Barrett s (2009). Applied Kinesiology: phony muscle testing for ‘allergies’ and ‘nutrient deficiencies’. www.quackwatch.com/01/QuackeryRelatedTopics/Tests/ak.html
Carroll R (2010). Vitamins. www.skepdic.com/vitacon.html
Hall, H (2008). Should I take a multivitamin? www.sciencebasedmedicine.org/?p=160
Hintz HF (1987). The nutrition and feeding of horses. In Veterinary notes for horse owners. Ed by P D Rossdale. 17th Edition. Stanley Paul, London.
Kerrigan, R (1986). Practical horse nutrition.
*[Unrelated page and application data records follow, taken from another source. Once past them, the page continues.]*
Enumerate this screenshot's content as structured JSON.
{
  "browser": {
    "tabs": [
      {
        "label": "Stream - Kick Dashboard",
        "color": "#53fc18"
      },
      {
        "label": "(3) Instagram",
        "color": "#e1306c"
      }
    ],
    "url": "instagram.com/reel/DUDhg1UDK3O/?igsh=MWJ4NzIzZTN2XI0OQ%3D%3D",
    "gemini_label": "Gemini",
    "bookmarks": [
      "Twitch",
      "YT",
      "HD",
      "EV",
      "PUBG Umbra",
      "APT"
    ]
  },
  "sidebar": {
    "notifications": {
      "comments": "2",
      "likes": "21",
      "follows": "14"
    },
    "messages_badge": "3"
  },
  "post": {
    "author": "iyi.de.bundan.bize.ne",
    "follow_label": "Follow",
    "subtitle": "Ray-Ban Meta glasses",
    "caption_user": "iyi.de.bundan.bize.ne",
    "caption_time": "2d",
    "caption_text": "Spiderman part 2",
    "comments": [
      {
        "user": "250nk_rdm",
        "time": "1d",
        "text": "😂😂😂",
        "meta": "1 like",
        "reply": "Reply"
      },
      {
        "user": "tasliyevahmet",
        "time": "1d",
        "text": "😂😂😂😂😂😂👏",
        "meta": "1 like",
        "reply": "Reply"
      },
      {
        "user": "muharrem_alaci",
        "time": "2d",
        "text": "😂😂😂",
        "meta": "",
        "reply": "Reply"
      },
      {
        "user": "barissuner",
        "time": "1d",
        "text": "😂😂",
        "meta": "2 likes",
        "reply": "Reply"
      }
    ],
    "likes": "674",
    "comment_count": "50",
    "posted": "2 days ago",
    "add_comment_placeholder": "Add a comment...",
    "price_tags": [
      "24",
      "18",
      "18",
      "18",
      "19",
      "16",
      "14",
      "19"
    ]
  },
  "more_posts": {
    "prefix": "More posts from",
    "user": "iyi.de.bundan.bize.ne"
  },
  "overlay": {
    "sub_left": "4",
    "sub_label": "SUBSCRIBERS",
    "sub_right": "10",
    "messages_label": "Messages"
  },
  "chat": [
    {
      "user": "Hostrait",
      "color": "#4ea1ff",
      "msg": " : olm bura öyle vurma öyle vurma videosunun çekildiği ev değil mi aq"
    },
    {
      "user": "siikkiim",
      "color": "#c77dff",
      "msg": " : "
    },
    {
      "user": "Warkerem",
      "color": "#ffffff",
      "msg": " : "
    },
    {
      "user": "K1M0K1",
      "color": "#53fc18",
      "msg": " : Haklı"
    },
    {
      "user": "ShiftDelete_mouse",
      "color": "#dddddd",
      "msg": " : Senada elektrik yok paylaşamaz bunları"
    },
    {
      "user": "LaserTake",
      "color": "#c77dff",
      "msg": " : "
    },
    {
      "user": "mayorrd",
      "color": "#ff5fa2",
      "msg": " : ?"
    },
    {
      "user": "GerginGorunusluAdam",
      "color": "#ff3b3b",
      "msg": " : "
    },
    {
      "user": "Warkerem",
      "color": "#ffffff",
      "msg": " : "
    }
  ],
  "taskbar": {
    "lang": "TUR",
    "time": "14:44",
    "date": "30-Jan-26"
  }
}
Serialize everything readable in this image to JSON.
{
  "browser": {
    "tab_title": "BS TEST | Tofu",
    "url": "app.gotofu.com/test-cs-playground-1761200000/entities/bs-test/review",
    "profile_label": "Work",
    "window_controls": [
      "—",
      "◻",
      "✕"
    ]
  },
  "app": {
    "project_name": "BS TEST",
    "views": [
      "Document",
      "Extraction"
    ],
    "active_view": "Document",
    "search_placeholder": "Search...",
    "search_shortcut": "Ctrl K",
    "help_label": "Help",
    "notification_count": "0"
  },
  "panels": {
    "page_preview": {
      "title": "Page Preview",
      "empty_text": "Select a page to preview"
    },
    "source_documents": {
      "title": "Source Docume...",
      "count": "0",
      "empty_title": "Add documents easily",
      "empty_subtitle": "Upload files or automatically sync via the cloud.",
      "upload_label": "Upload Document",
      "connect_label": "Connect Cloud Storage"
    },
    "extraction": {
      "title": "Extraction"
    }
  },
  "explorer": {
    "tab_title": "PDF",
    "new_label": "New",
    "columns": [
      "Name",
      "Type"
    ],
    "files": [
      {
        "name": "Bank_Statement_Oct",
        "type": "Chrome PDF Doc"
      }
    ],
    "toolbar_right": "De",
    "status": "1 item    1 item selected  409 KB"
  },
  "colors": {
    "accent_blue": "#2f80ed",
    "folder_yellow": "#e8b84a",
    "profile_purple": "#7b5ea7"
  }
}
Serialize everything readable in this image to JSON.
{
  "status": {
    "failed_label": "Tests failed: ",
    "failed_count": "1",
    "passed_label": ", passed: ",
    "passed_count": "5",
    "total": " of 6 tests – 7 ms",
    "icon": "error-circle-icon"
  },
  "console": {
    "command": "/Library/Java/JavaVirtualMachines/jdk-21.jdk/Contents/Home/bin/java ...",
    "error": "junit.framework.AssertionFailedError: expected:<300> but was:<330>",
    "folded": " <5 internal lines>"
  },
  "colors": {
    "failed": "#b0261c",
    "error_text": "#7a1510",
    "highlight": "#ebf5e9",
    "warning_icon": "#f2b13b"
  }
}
Adelaide, Australia.
Merck & Co. inc. (2008) Nutrition: horses. www.merckvetmanual.com/mvm/index.jsp?cfile=htm/bc/toc_182600.htm
Novella S (2009). Another negative study of vitamins. www.sciencebasedmedicine.org/?p=372
Skeptvet (2009). Orthomolecular medicine – big talk, little evidence, real risk. www.skeptvet.com/Blog/2009/08/orthomolecular-medicine-big-talk-little-evidence-real-risk/
Whitehead DC (2000). Nutrient elements in grassland. CABI Publishing, Wallingford.
Wikipedia (2010a). Vitamins www.en.wikipedia.org/wiki/vitamins
Wikipedia (2010b). Selenium. www.wikipedia.org/wiki/selenium
Wikipedia (2010c). Equine nutrition. www.en.wikipedia/wiki/Equine_nutrition